Yaniv: I came from a school with a graduating class of 48 to a school where our freshman class was upwards of 1,400 people. It was a monumental shift, and it was frankly very overwhelming in the beginning. It definitely takes time to adapt and meet new people (you do not want to force new friendships), but by the end of the first semester, I had a great group of friends, and since then I have not looked back.
Greek life is not very significant at Tufts University; there are only nine fraternities and three sororities, soon to be four. I do know several people who are involved in Greek life, and they all really do enjoy it. It is a great place to meet new people, and by participating in Greek life, you end up participating in events that can really benefit you in the future.
VT: How helpful is the Career Center and other student support services? Do many reputable companies recruit on campus?
Yaniv: Tufts University really makes an effort to set up their students coming out of college. Once you graduate, you are eligible for help from the Career Center for the rest of your life, and they also have several events every year, such as the career fair—all kinds of companies come and advertise, meet students, and answer questions. They do recruit right out of the fairs, too.
VT: How are the various study areas such as libraries, the student union, and dorm lounges? Are they over-crowded, easily available, spacious?
Yaniv: I have a lot of trouble studying in my room, but I do not find it tough to find a place to study on campus. Tisch Library, the undergraduate library, is a fantastic place to work—there are group study rooms, conversation areas, quiet areas, silent areas, and more. Ginn Library, the library for the Fletcher School of Law and Diplomacy, is a great place if you want silence. The cafeterias get busy during meal times, but in-between, they are great places to work. The campus center is always full of students doing work.
During finals, it can sometimes be hard to find a good, silent place if you sleep in and try the library too late. But in general, there are a plethora of study options.
VT: Describe the surrounding town. What kinds of outside establishments / things to do are there that make it fun, boring, or somewhere in between? To what extent do students go to the downtown area of the city versus staying near campus?
Yaniv: Tufts University is located close to Boston, but I think that most students tend to stay in the campus vicinity for the most part. I love the city, and I go in as often as possible, but sometimes it is a trek. However, even if you do not like going into Boston, Harvard Square is just two T stops away, and Davis Square is a great little area with a movie theater, bowling, great restaurants, and plenty of bars for the 21+ crowd. I am never bored here.
VT: How big or small is the student body? Were you generally pleased or displeased with the typical class sizes?
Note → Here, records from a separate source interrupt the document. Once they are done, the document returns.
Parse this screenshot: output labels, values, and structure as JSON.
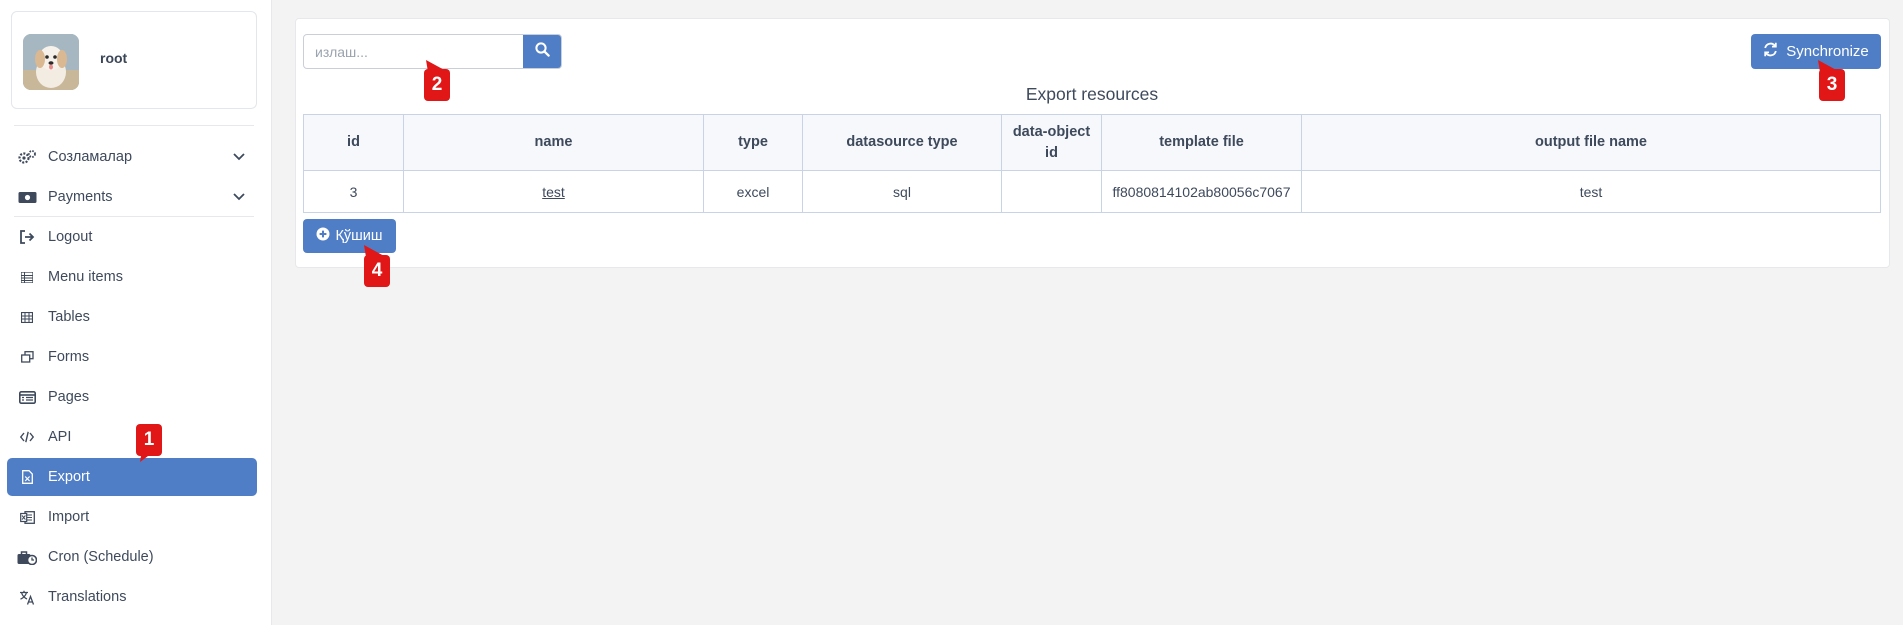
{
  "user": {
    "name": "root",
    "avatar_icon": "puppy-avatar"
  },
  "sidebar": {
    "items": [
      {
        "label": "Созламалар",
        "icon": "gears-icon",
        "has_chevron": true
      },
      {
        "label": "Payments",
        "icon": "money-icon",
        "has_chevron": true
      },
      {
        "label": "Logout",
        "icon": "logout-icon"
      },
      {
        "label": "Menu items",
        "icon": "list-icon"
      },
      {
        "label": "Tables",
        "icon": "table-icon"
      },
      {
        "label": "Forms",
        "icon": "windows-icon"
      },
      {
        "label": "Pages",
        "icon": "page-list-icon"
      },
      {
        "label": "API",
        "icon": "code-icon"
      },
      {
        "label": "Export",
        "icon": "file-export-icon",
        "active": true
      },
      {
        "label": "Import",
        "icon": "file-import-icon"
      },
      {
        "label": "Cron (Schedule)",
        "icon": "toolbox-clock-icon"
      },
      {
        "label": "Translations",
        "icon": "language-icon"
      }
    ]
  },
  "search": {
    "placeholder": "излаш...",
    "value": ""
  },
  "toolbar": {
    "sync_label": "Synchronize",
    "add_label": "Қўшиш"
  },
  "table": {
    "title": "Export resources",
    "headers": [
      "id",
      "name",
      "type",
      "datasource type",
      "data-object id",
      "template file",
      "output file name"
    ],
    "rows": [
      [
        "3",
        "test",
        "excel",
        "sql",
        "",
        "ff8080814102ab80056c7067",
        "test"
      ]
    ]
  },
  "annotations": [
    "1",
    "2",
    "3",
    "4"
  ],
  "colors": {
    "accent": "#4f7ec6",
    "badge": "#e11616",
    "background": "#f3f3f3"
  }
}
Yaniv: Tufts University has approximately 5,000 undergraduate students. My classes have ranged in size from 430+ students for Introduction to Biology freshman year, all the way down to 12 or so for upper-level economics and a philosophy class I took. One of my friends is in a class with two other students and the teacher. I have had classes I wish were smaller, but for the most part, I have been very content with the way things are.
VT: Describe one memorable experience with a professor and/or class. Perhaps one you loved the most or one you regret the most.
Yaniv: Game Theory is the class at Tufts that I have enjoyed the most. It is an economics class that I took, but all of the lessons were applicable to real life—and interesting. Now, whenever I am playing a game, I usually think a little bit about game theory and try and incorporate my new knowledge to propel me to victory. It is really everywhere, though, not just in board games, but in sports, business deals, and even how to act in social situations. One segment of our final exam was about the courting process for a boy and a girl; first at a party, and then later in the relationship when they were trying to figure out if it was the right time to meet the parents. Our teacher was hilarious!
Check out Yaniv’s tutoring profile.
The views expressed in this article do not necessarily represent the views of Varsity Tutors.